(Web page and app entries)
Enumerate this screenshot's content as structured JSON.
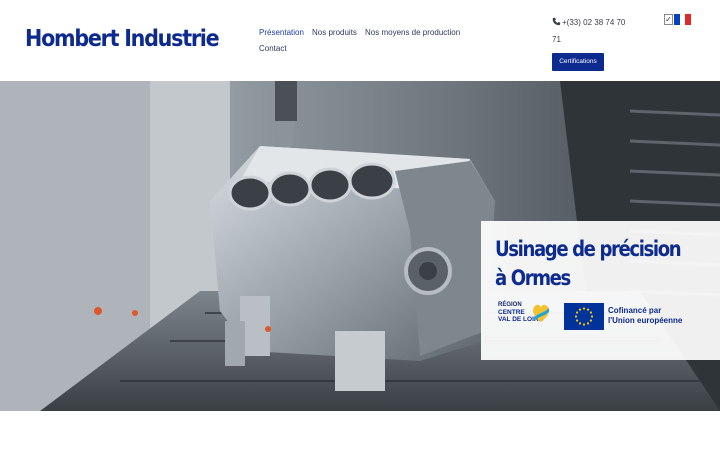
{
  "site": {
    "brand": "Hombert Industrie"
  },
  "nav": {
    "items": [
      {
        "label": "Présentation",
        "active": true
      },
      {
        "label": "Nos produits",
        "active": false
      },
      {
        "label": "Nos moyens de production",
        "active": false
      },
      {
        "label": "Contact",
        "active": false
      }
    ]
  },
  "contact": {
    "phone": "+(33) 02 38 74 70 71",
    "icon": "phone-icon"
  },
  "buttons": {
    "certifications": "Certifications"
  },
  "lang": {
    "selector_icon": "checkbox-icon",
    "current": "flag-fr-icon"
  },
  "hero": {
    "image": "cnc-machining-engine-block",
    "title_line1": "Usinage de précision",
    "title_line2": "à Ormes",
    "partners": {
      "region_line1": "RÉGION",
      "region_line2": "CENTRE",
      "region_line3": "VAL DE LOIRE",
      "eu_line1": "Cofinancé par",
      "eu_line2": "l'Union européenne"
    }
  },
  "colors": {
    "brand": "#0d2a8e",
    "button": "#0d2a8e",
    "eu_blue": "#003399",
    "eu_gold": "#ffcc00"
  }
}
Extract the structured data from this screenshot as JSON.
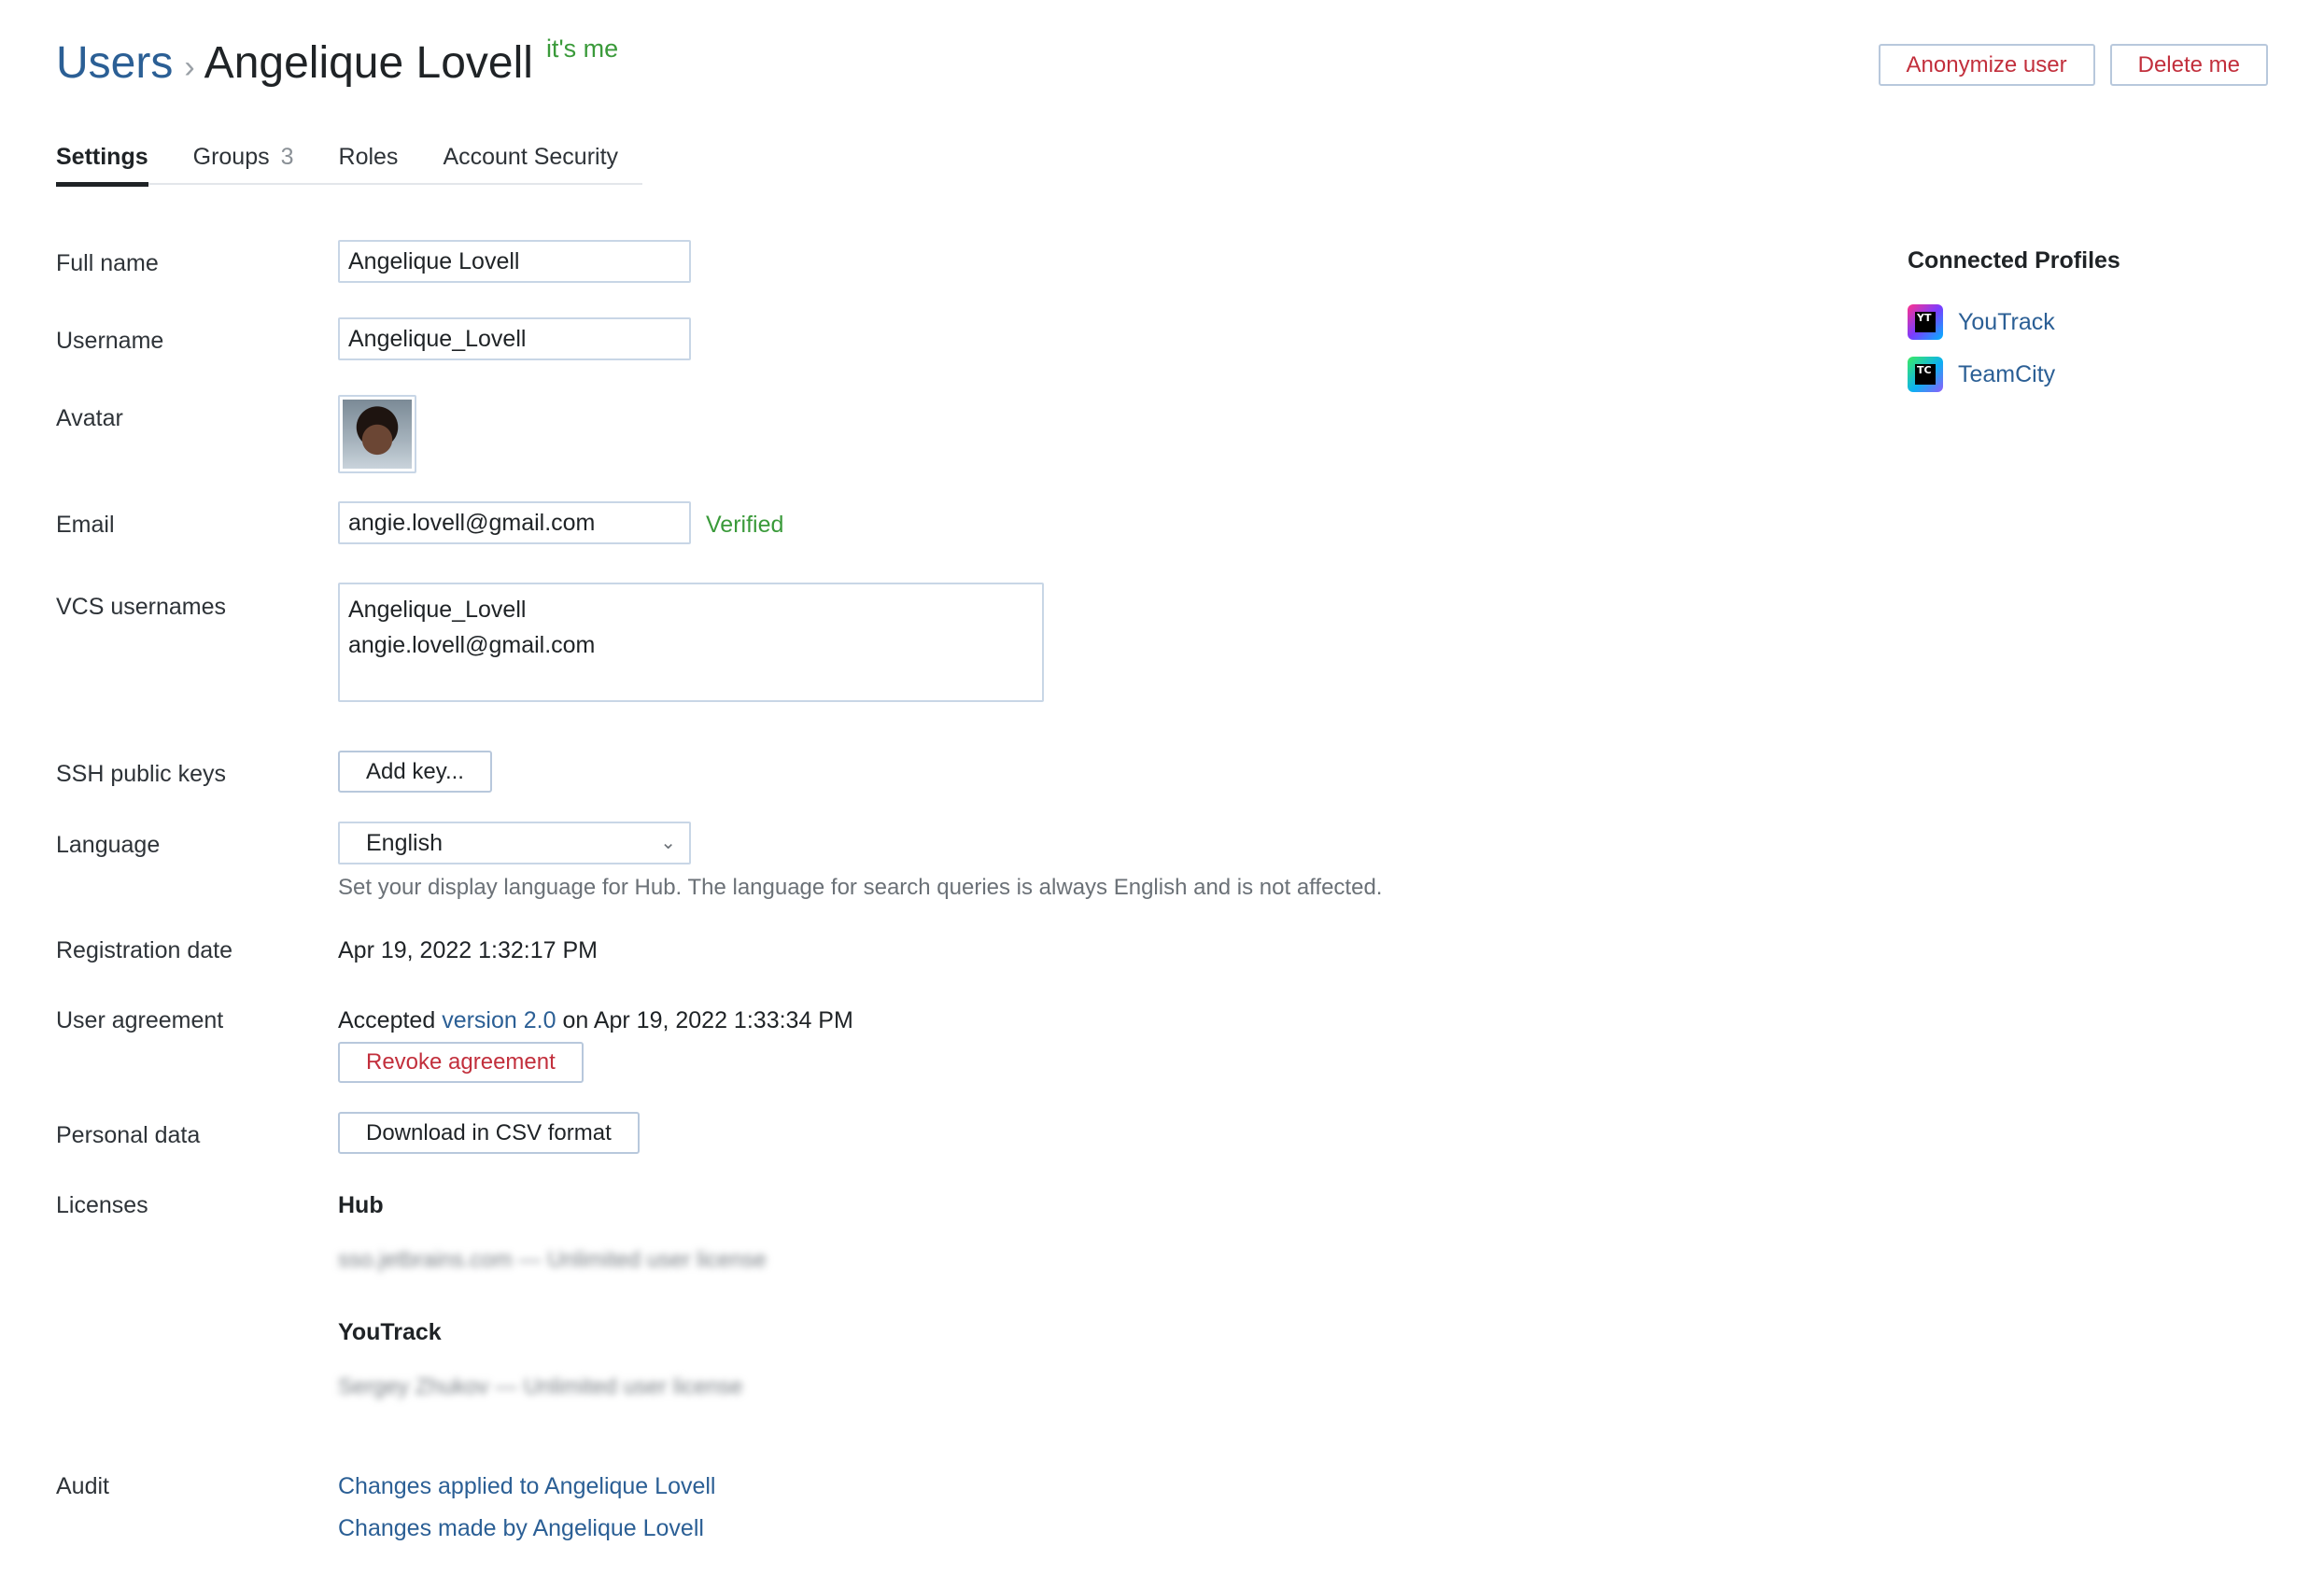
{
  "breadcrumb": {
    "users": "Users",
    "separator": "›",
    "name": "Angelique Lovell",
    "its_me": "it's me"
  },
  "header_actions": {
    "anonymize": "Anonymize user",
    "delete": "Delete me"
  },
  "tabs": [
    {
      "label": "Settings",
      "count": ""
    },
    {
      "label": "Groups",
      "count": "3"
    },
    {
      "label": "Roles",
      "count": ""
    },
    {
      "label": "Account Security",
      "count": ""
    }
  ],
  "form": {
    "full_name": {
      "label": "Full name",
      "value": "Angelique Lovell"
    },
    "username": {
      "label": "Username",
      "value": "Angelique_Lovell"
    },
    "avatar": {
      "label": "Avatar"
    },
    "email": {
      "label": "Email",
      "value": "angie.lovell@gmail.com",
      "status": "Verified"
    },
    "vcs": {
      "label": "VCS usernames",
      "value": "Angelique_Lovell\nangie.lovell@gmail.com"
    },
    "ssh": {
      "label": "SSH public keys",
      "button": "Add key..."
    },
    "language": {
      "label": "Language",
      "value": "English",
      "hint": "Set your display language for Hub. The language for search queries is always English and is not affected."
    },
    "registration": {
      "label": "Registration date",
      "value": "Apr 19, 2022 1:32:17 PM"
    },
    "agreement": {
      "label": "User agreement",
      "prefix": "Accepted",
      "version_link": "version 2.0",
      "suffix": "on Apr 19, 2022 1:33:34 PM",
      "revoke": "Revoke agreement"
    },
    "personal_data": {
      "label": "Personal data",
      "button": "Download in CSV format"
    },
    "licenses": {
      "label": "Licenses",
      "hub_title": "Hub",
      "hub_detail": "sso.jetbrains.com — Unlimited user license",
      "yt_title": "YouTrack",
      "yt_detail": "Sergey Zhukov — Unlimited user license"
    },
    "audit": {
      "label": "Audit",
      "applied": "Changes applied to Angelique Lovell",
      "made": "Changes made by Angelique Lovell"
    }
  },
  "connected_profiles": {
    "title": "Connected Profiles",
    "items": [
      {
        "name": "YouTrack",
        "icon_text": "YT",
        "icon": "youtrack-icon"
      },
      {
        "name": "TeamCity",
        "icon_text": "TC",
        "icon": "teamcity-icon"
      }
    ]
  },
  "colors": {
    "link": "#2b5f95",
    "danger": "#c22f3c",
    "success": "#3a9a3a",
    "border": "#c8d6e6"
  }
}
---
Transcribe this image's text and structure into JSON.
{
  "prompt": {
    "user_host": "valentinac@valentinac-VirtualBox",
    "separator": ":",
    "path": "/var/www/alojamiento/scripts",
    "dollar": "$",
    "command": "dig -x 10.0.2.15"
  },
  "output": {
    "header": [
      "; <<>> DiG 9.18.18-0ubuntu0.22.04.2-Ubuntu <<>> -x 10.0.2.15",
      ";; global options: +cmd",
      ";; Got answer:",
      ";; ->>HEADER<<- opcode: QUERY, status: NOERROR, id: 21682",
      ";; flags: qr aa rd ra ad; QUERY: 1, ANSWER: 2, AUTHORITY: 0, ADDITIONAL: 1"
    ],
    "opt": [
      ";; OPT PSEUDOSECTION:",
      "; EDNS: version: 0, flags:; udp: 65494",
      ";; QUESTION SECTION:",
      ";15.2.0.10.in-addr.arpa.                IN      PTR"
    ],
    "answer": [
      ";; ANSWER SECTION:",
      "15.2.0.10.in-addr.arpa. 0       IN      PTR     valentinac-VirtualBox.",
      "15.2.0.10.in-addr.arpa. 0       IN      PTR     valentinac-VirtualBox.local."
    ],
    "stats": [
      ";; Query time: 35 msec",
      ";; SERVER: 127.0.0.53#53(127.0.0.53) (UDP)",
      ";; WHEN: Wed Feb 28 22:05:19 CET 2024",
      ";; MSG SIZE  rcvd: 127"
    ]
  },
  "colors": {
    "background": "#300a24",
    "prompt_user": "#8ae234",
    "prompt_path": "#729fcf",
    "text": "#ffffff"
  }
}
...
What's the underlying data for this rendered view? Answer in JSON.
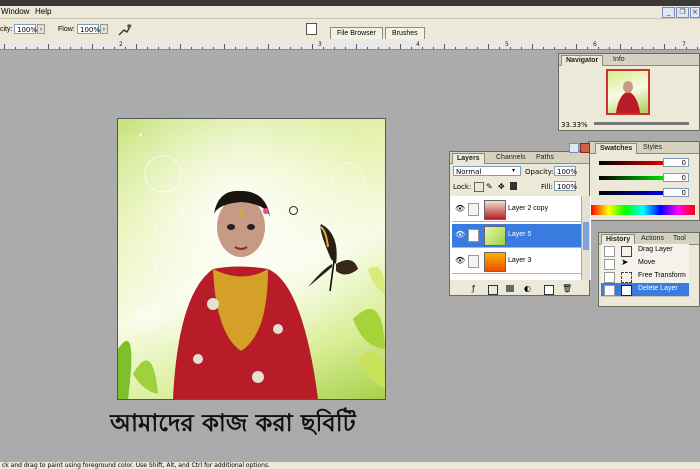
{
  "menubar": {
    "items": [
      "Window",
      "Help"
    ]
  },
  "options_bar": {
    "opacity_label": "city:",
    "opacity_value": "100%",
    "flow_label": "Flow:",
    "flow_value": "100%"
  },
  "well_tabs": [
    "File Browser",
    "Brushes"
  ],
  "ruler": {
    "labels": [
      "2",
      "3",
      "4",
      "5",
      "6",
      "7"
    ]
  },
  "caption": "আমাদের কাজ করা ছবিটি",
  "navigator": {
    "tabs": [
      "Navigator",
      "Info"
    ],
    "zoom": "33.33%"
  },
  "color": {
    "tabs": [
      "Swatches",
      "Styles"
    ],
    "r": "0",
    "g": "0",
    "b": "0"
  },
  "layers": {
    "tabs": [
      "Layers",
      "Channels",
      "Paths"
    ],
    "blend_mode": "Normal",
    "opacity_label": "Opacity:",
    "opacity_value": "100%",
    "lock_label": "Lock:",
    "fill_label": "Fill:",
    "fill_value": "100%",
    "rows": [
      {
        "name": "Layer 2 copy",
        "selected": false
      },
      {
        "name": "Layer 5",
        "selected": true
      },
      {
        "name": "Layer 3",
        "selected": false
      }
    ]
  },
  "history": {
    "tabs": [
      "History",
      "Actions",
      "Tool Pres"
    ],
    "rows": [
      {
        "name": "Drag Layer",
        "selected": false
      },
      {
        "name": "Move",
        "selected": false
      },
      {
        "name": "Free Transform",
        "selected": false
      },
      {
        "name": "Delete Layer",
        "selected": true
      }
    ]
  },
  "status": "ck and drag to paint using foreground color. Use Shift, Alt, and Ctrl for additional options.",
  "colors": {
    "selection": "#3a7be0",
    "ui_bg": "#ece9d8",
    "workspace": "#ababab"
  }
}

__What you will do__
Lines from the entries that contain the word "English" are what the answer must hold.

__Task result__
      "value": "English",
      "hint": "Set your display language for Hub. The language for search queries is always English and is not affected."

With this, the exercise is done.